Sunday, May 30, 2010

Let's compare Apples with, umm, Apples?

OK, I can see what they are getting at - the iPad looks like a hit. Despite tablet PCs being on the market for yonks, when Apple releases a slick product with some key features (and the usual missing ones) it gets massive media attention - and somehow people feel the urge to queue. Not everyone, but well, lots do, anyway. As a product it's well designed and styled but probably needs a key long-term driver, other than pure hype. It may be that we "need" another e-reader or a bigger iPhone - and the swish iPad combines enough features of these genres to provide that enduring push. Although sheer numbers sold may also allow it to become a quasi-standard in such things as automotive electronics by simply dominating the "ecosystem" like the iPod has done.  It depends upon standardised connections and incoming competitors. If someone offers easier connection coupled with similar packaging at a lower price that may shove the iPad off the ecosystem stage. But Apple would adapt it - slowly - as they do with all of their products, to mesh with the market drivers.

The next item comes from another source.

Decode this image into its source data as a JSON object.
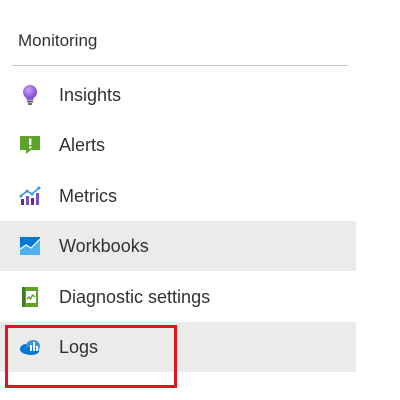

But exactly why are we comparing the Mac with the iPad? Just for fun? As in "Oh, here's an interesting stat. This new device is different and cheaper and is selling more!" Wow, that's an insight!

Hmm. More seriously it's a competitor, sure, and may cannibalise some Apple Mac sales. But it's complementary, really. Of course if people don't want full functionality in a computer and really just want a few key things in a portable package then, yes, it may well kill off the severely niche-borne Mac. Is that what they are looking - or hoping - for? To me that's a sad view - let's accept that the tablet is finally here and that it will settle into its niche, just like the Mac has done. And let them both live on.

Apple iPad Sales Expected to Exceed Mac Sales Internationally | John Paczkowski | Digital Daily | AllThingsD
Noting that the nine countries in which the iPad debuted today are among Apple’s strongest international markets, RBC Capital Markets analyst Mike Abramsky said he expects the company to sell more iPads than Macs internationally–600,000 to 700,000 or more in the third quarter of fiscal 2010. Abramsky figures international Mac sales will come in at around 500,000.

Saturday, May 29, 2010

Labelled as Gen Y but nothing of the sort - how to twist and distort stats

The article itself balances its comments with the obvious - that we cannot assume that what we may call "Gen Y" will retain its current preferences and habits from here to eternity. In fact we should assume the opposite - that they will indeed change their comforts and attitudes as they age. So why does the headline writer claim that "Gen Y" wants its privacy? Why bother with the generational label at all? Why not simply say "young people, ie those in this age group" express these current behaviours?

It's highly likely that what we perceive as generational change is just aging. What we think and do and how we see our selves and the world changes as we age, mature and accrue responsibility - and as we shrug off social ties we no longer need or trust and instead bind more strongly to the families we build. It's not a "Gen Y" thing at all - it's just how we are at a certain age.  

Look Out Facebook: Gen Y Wants Its Privacy | BNET Technology Blog | BNET
Younger adults are more careful about their online reputations — and, as a result, more concerned about privacy — than older generations. That bodes ill for companies that trade in the details of consumers’ lives.

Market cap means little unless you want to buy a stake... or boast about what you are "worth"

Apple, Microsoft and the Market Cap Myth | BNET Technology Blog | BNET
It seems that the press has found this week’s Next Big Topic: that Apple (AAPL) surpassed Microsoft in market cap. In the U.S., it’s now second only to Exxon (XOM). Microsoft CEO Steve Ballmer essentially dismissed market cap as a measure of importance.